Be careful of your automatic removal as trustee
January 23rd, 2020
Often estate planners sign trust deeds without reading it first. This creates a huge risk, as many trust deeds are ‘copied and pasted’ and do not reflect the wishes and personal circumstances of estate planners and their families. One particular aspect the estate planner has to pay attention to is the appointment and removal of trustees in terms of the trust deed. Unintended consequences may arise if the trust deed automatically removes a trustee on the happening of an event specified in the trust deed. This may have dire consequences, as the estate planner, who may have been appointed as a trustee, may be automatically removed and then loose the ability to participate in trust decisions.
Is there such a thing as a dormant trust?
January 17th, 2020
Often people refer to their trusts as ‘dormant’ trusts that do not need any work and that they do not want to pay a lot of money for to administer. Is there such a thing as a dormant trust? I do not think so – a trust is either alive or it is dead. The word ‘dormant’ is used to describe something that is temporarily inactive or when its normal physical functions are suspended or slowed down for a period of time, or it is even in a deep sleep. Another definition refers to something that is dormant as not being active, growing, or being used at the present time, but which is capable of becoming active later.
The role of the founder of a trust
December 6th, 2019
A trust can be described as a legal relationship which has been created by a person (known as the founder, donor, or settlor) through placing assets under the control of another person (known as the trustee) during the founder’s lifetime (an inter vivos trust) or on the founder’s death (will trust, testamentary trust or trust mortis causa) for the benefit of third persons (the beneficiaries). Therefore a trust is either a contract (Crookes v Watson case of 1956) that is brought about by a person (the founder) when he/she is alive or it is a testamentary disposition that is brought about on the death of a person. A trust can also be created in terms of a court order (court order trust), such as a divorce order.
Trustee, be mindful of your mental capacity
November 15th, 2019
When transferring assets to a trust, tax savings is not the only consideration. It is also about a strategy to protect your assets, to create continuity and liquidity upon your death, as well as other considerations—such as a contingency plan should you develop a mental illness such as Alzheimer’s Disease or senile dementia.

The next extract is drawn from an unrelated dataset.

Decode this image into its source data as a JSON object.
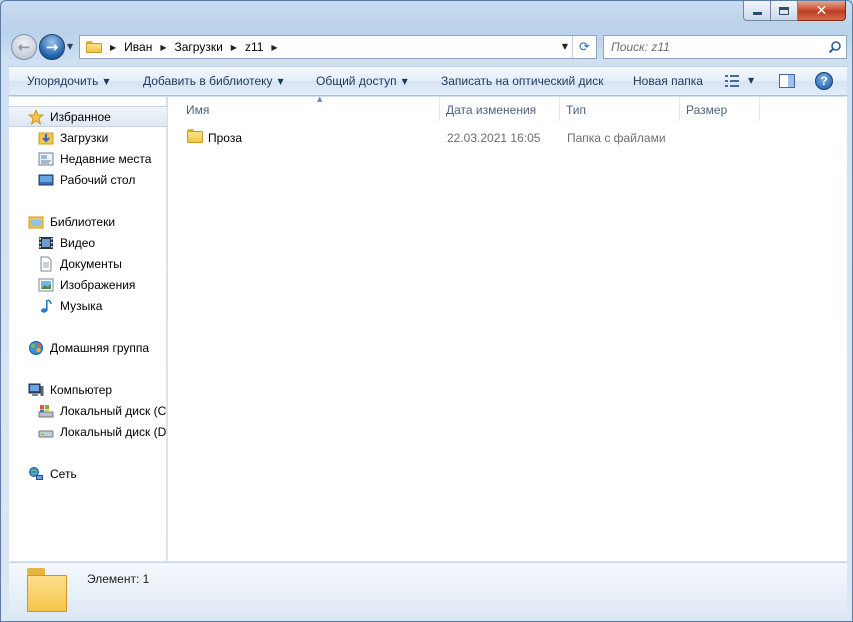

Registering a trust, in which you build wealth, acts as “insurance” should something go wrong with your mental health. If you have created a trust during your lifetime and become afflicted by one of these dreadful conditions, your financial affairs would continue as before, with persons that you entrusted as trustees of the trust. Therefore the appointment of trustees should be carefully considered in anticipation of these circumstances.
The trust as taxpayer

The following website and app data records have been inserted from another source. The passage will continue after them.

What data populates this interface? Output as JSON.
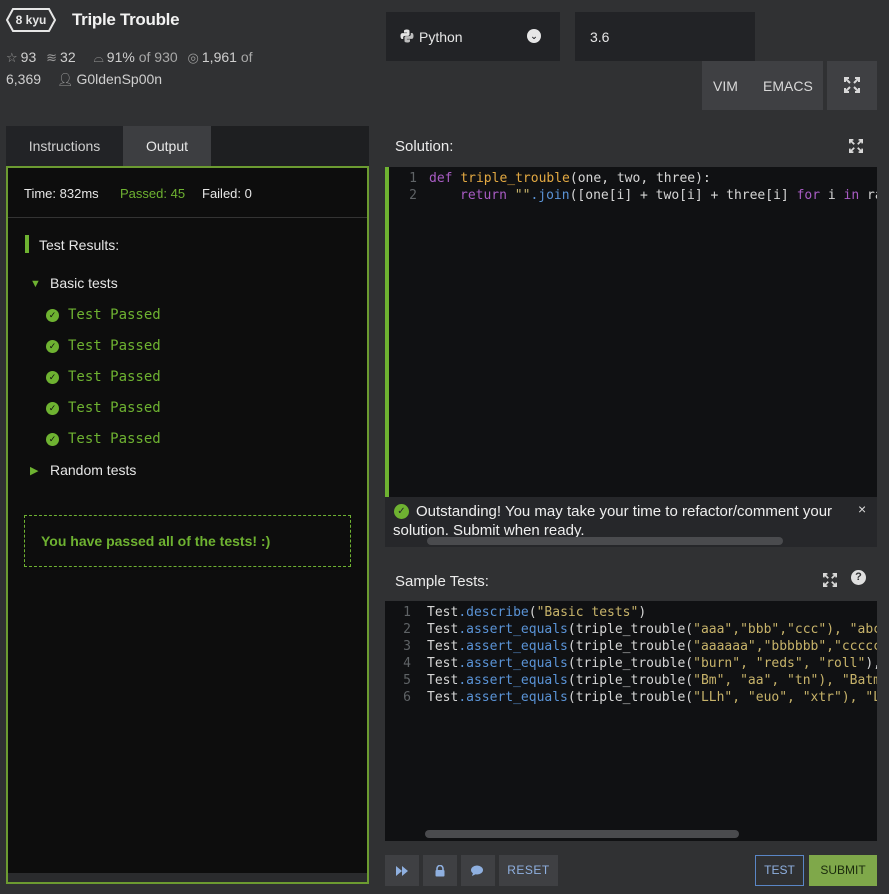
{
  "header": {
    "kyu": "8 kyu",
    "title": "Triple Trouble",
    "stats": {
      "stars": "93",
      "collections": "32",
      "satisfaction": "91%",
      "satisfaction_of": "of 930",
      "completed": "1,961",
      "completed_of": "of",
      "completed_total": "6,369",
      "author": "G0ldenSp00n"
    }
  },
  "language": {
    "label": "Python",
    "version": "3.6"
  },
  "editor_modes": {
    "vim": "VIM",
    "emacs": "EMACS"
  },
  "left_tabs": {
    "instructions": "Instructions",
    "output": "Output"
  },
  "output": {
    "time": "Time: 832ms",
    "passed": "Passed: 45",
    "failed": "Failed: 0",
    "test_results": "Test Results:",
    "basic_group": "Basic tests",
    "basic_results": [
      "Test Passed",
      "Test Passed",
      "Test Passed",
      "Test Passed",
      "Test Passed"
    ],
    "random_group": "Random tests",
    "passed_all": "You have passed all of the tests! :)"
  },
  "solution": {
    "title": "Solution:",
    "line_numbers": [
      "1",
      "2"
    ],
    "line1": {
      "kw": "def",
      "fn": "triple_trouble",
      "rest": "(one, two, three):"
    },
    "line2": {
      "kw": "return",
      "str": "\"\"",
      "join": ".join",
      "body": "([one[i] + two[i] + three[i]",
      "for": "for",
      "i": " i ",
      "in": "in",
      "tail": " ra"
    },
    "notice": "Outstanding! You may take your time to refactor/comment your solution. Submit when ready.",
    "notice_close": "×"
  },
  "sample_tests": {
    "title": "Sample Tests:",
    "help": "?",
    "lines": [
      {
        "n": "1",
        "obj": "Test",
        "method": ".describe",
        "open": "(",
        "args": "\"Basic tests\"",
        "close": ")"
      },
      {
        "n": "2",
        "obj": "Test",
        "method": ".assert_equals",
        "open": "(triple_trouble(",
        "args": "\"aaa\",\"bbb\",\"ccc\"",
        "close": "), \"abca"
      },
      {
        "n": "3",
        "obj": "Test",
        "method": ".assert_equals",
        "open": "(triple_trouble(",
        "args": "\"aaaaaa\",\"bbbbbb\",\"cccccc",
        "close": ""
      },
      {
        "n": "4",
        "obj": "Test",
        "method": ".assert_equals",
        "open": "(triple_trouble(",
        "args": "\"burn\", \"reds\", \"roll\"",
        "close": "),"
      },
      {
        "n": "5",
        "obj": "Test",
        "method": ".assert_equals",
        "open": "(triple_trouble(",
        "args": "\"Bm\", \"aa\", \"tn\"",
        "close": "), \"Batma"
      },
      {
        "n": "6",
        "obj": "Test",
        "method": ".assert_equals",
        "open": "(triple_trouble(",
        "args": "\"LLh\", \"euo\", \"xtr\"",
        "close": "), \"Le"
      }
    ]
  },
  "toolbar": {
    "reset": "RESET",
    "test": "TEST",
    "submit": "SUBMIT"
  },
  "colors": {
    "pass": "#6eb231",
    "accent_blue": "#5a86c6",
    "submit": "#7fa84a"
  }
}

November 1st, 2019
A trust is different to a company or a close corporation in that it is the trail of each transaction with the trust that will determine whether it is the trust that is liable for the payment of any tax on income or capital gains earned within the trust, or a person connected to the trust, such as a funder, donor, or beneficiary.
Because the South African Revenue Service (Sars) has begun to view trusts as a means of structured tax avoidance, a number of measures have been introduced over the years resulting in the income of trusts being taxed at 45% - the highest rate applicable to individuals - and capital gains being taxed at 36% - the highest effective rate applicable to any taxpayer (although the effective tax rate for a capital gain distributed to a shareholder in a company is now at a higher rate of 37.92% after the increase of the dividend tax rate in February 2017).
Trustees can manipulate a trust
October 25th, 2019
Trustees are the guardians of a trust’s assets. They are also the decision makers of a trust. The founder should ensure that the trust deed, the constitutive charter of the trust, deals in sufficient detail with the appointment and removal of trustees. If it does not, trustees may manipulate the trust and may cause the objective of the trust not to be met. Many court cases deal with the abuse by trustees of trust assets and the appointment and removal of trustees to influence voting.
When to act and when not to act as a trustee
October 4th, 2019
The trustees are the custodians of the assets in a trust. The trustees act of behalf of the trust and, in their capacity as trustees, can bring and defend actions concerning the trust. That is why it is so important to understand when someone can act, and be held liable, as a trustee and when someone can no longer act, and be held liable, as trustee. Misconceptions regarding when one can and should act as trustee may result in invalidating trust actions and may even lead to abuse by dishonest trustees.
Does a trust's books have to be audited?
September 27th, 2019
It is not a legal requirement that a trust’s books are audited, and it may add an unnecessary cost in the administration of a trust. However, a trust deed may specifically require the books of a trust to be audited. A number of the older trust deeds stipulate that the trusts’ books have to be audited. If the trustees do not meet this requirement, they will be in breach of their obligations as set out in the trust deed. It is therefore important to understand the requirements of the trust deed.
When it comes to the administration of a trust, the onus is on the trustees to clearly identify and record trust property (in terms of Section 11 of the Trust Property Control Act (“the Act”)) and to deliver to the Master of the High Court any trust documents and records when requested to do so (in terms of Section 16 of the Act).